The logistics of movie making are beyond me, but as a film lover there is a startling fact apparent that I can’t not blog about for much longer. I am well versed in the genre of rom-coms and romantic dramas, some of my favourite films even fall into these categories, but I’ve come to notice something. And its been bugging me. Where is my representation? Where are all of the fat characters in love? When films approach the subject of fatness, it is never genuine, raw or real. That’s not to say that films don’t give fat men and women some visibility, it’s just the wrong kind. For both male and female fat characters, the road from opening titles to closing credits is tumultuous, more so when the subject of love is the focal point of their story.
I take umbrage to the idea that fat men and women can’t fall in love before losing weight first. Many films tend to follow the same structure: a fat character is overlooked by the object of their affections, said fat character loses weight, and then gets the girl/guy. Take the character that Ryan Reynolds plays in Just Friends, Chris Brander. As a teenager, Chris is hopelessly in love with his (blonde and slim) best friend Jamie, but Jamie blindly continues their friendship – until they meet some years later and Chris has had his braces removed and shed the weight that he carried. Then she’s interested, funny that. Similarly, Renée Zellweger’s portrayal of well-loved screw up, Bridget Jones, focuses intensely on Bridget’s desire to lose weight and get the guy (all whilst just toeing the line of curvy, I hasten to add). It would be refreshing to see a fat character in love – not in spite of their size, but regardless of it.
Shallow Hal and Hairspray, although to be applauded for their attempts at subverting the stigma surrounding fat relationships, still make some mistakes.

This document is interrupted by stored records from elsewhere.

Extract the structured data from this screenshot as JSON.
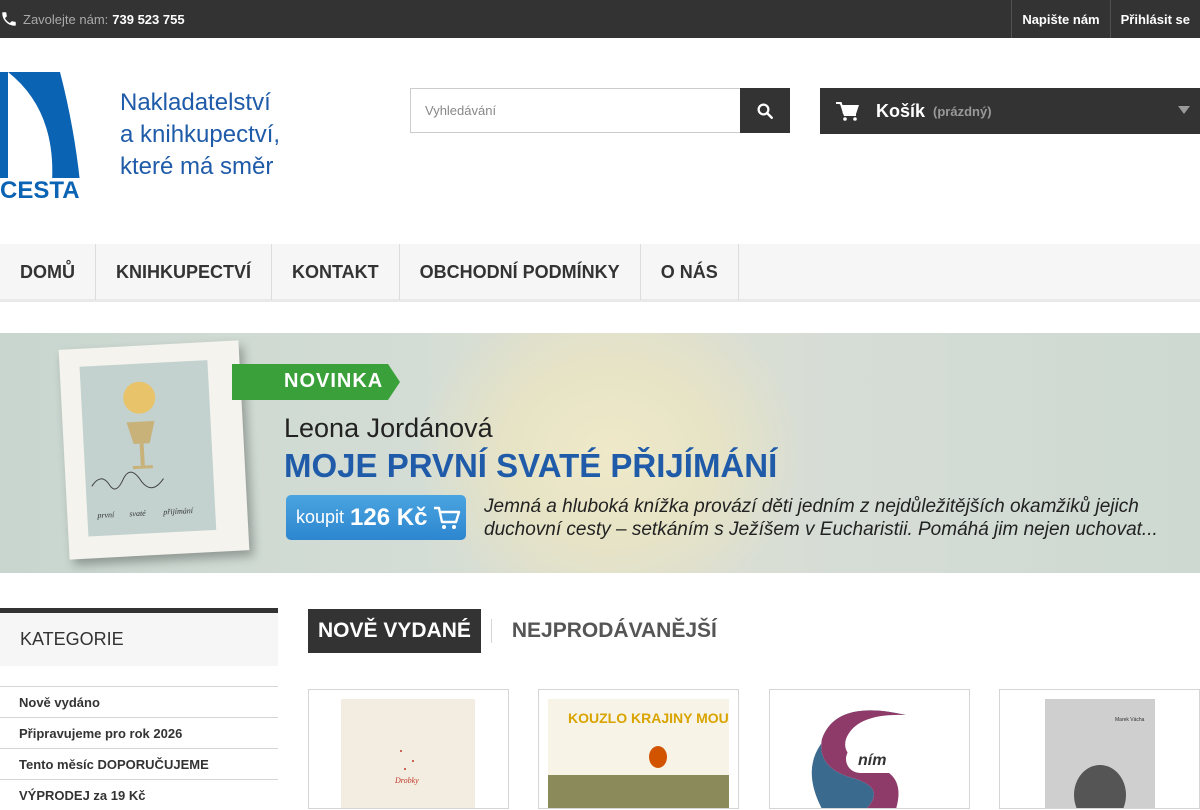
{
  "topbar": {
    "call_label": "Zavolejte nám:",
    "phone": "739 523 755",
    "links": [
      "Napište nám",
      "Přihlásit se"
    ]
  },
  "logo": {
    "name": "CESTA",
    "tagline": [
      "Nakladatelství",
      "a knihkupectví,",
      "které má směr"
    ]
  },
  "search": {
    "placeholder": "Vyhledávání"
  },
  "cart": {
    "title": "Košík",
    "state": "(prázdný)"
  },
  "menu": [
    "DOMŮ",
    "KNIHKUPECTVÍ",
    "KONTAKT",
    "OBCHODNÍ PODMÍNKY",
    "O NÁS"
  ],
  "banner": {
    "badge": "NOVINKA",
    "author": "Leona Jordánová",
    "title": "MOJE PRVNÍ SVATÉ PŘIJÍMÁNÍ",
    "buy_label": "koupit",
    "price": "126 Kč",
    "description": "Jemná a hluboká knížka provází děti jedním z nejdůležitějších okamžiků jejich duchovní cesty – setkáním s Ježíšem v Eucharistii. Pomáhá jim nejen uchovat...",
    "book_cover_text": [
      "moje",
      "první",
      "svaté",
      "přijímání"
    ]
  },
  "sidebar": {
    "title": "KATEGORIE",
    "items": [
      "Nově vydáno",
      "Připravujeme pro rok 2026",
      "Tento měsíc DOPORUČUJEME",
      "VÝPRODEJ za 19 Kč"
    ]
  },
  "tabs": [
    "NOVĚ VYDANÉ",
    "NEJPRODÁVANĚJŠÍ"
  ],
  "products": [
    {
      "cover_text": "Drobky"
    },
    {
      "cover_text": "KOUZLO KRAJINY MOUDROST SLOVA"
    },
    {
      "cover_text": "ním"
    },
    {
      "cover_text": "Marek Vácha"
    }
  ],
  "colors": {
    "dark": "#333333",
    "accent_blue": "#1f5ba8",
    "badge_green": "#3aa13a"
  }
}
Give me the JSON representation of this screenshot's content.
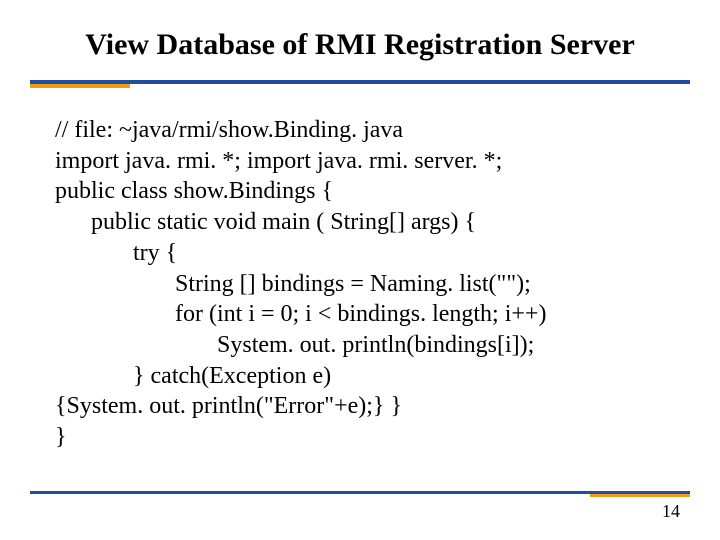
{
  "title": "View Database of RMI Registration Server",
  "code": {
    "l1": "// file: ~java/rmi/show.Binding. java",
    "l2": "import java. rmi. *; import java. rmi. server. *;",
    "l3": "public class show.Bindings {",
    "l4": "      public static void main ( String[] args) {",
    "l5": "             try {",
    "l6": "                    String [] bindings = Naming. list(\"\");",
    "l7": "                    for (int i = 0; i < bindings. length; i++)",
    "l8": "                           System. out. println(bindings[i]);",
    "l9": "             } catch(Exception e)",
    "l10": "{System. out. println(\"Error\"+e);} }",
    "l11": "}"
  },
  "page_number": "14"
}
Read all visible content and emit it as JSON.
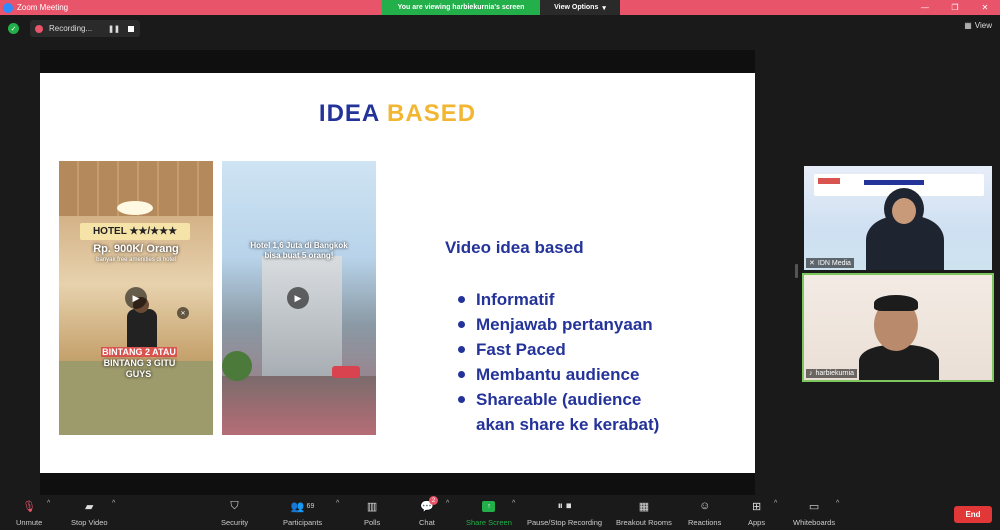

Rosemary, Gwyneth Paltrow’s fat-suited character, is ridiculed, bullied and demeaned throughout, until Hal (played by chubby favourite, Jack Black) finally sees her size and overcomes cultural obstacles to fall in love with her in spite of her size. Not a million miles away from this, Tracy Turnblad in Hairspray, smashes through social stigma to become a dancing sensation – oh, and she gets the guy. These films, in my eyes, are pioneers of fat character acceptance: but they still fixate on the size of their fat characters as an entity to overcome, something that has to be acknowledged, discussed and conquered first.
When a fat character is not at the centre of a love narrative, but appears as the ‘token fat character’, they often fall into two categories.The Parody: plus-size favourite, Rebel Wilson, is seen in Pitch Perfect as Fat Amy. Come on, do I really need to explain why this is a bad move for fat character representation? I’m all for progression and acceptance where the word ‘fat’ is concerned, but when a character is literally defined by their size so obviously, it becomes somewhat absurd. The Manly: comedic genius, Melissa McCarthy, is often at the pinnacle of this category. In Bridesmaids, she plays uncouth and grotesque Megan, in button-down plaid shirts, with no make-up and ‘slacks’, she is presented as a caricature of a fat woman. We see Megan flirt obscenely with most men that she comes across, to no avail, she is meant to be seen as an unattractive joke for her slimmer counterparts to pick fun at.
Sometimes, fat characters are expected to accept this representation for the sake of comedy. The Inbetweeners is non-PC lads ‘banter’ and we are expected to excuse the fun poked at those who are not privy to mainstream acceptance – fat people included. When crude Jay falls for fat Jane, he hides behind his emotions by bullying and demeaning her publicly, before subsequently reconciling with her when he realises how he really feels. There is so much wrong with this fat relationship ideology that I don’t know where to start: after being fat shamed, the character of Jane willingly accepts a relationship with Jay. If an impressionable fat man or woman saw this presentation of fatness, they would take only one thing away with them: that it is okay to embark on a relationship with someone who thinks it is okay to bully you, because that’s all you’re worthy of.
Romantic stories for fat characters either don’t exist, or are ridiculed. But I don’t want to live under the precedent that fat people can’t have wholesome, loving relationships any longer. I want to see fat men and women involved in romantic comedies and dramas without reference to their size being made; I want to see fat men and women be real and genuine; I want fat men and women to be acknowledged as real characters, not as parodies or as a joke; I want to see fat men and women in love.
I want to see my happily ever after, Hollywood.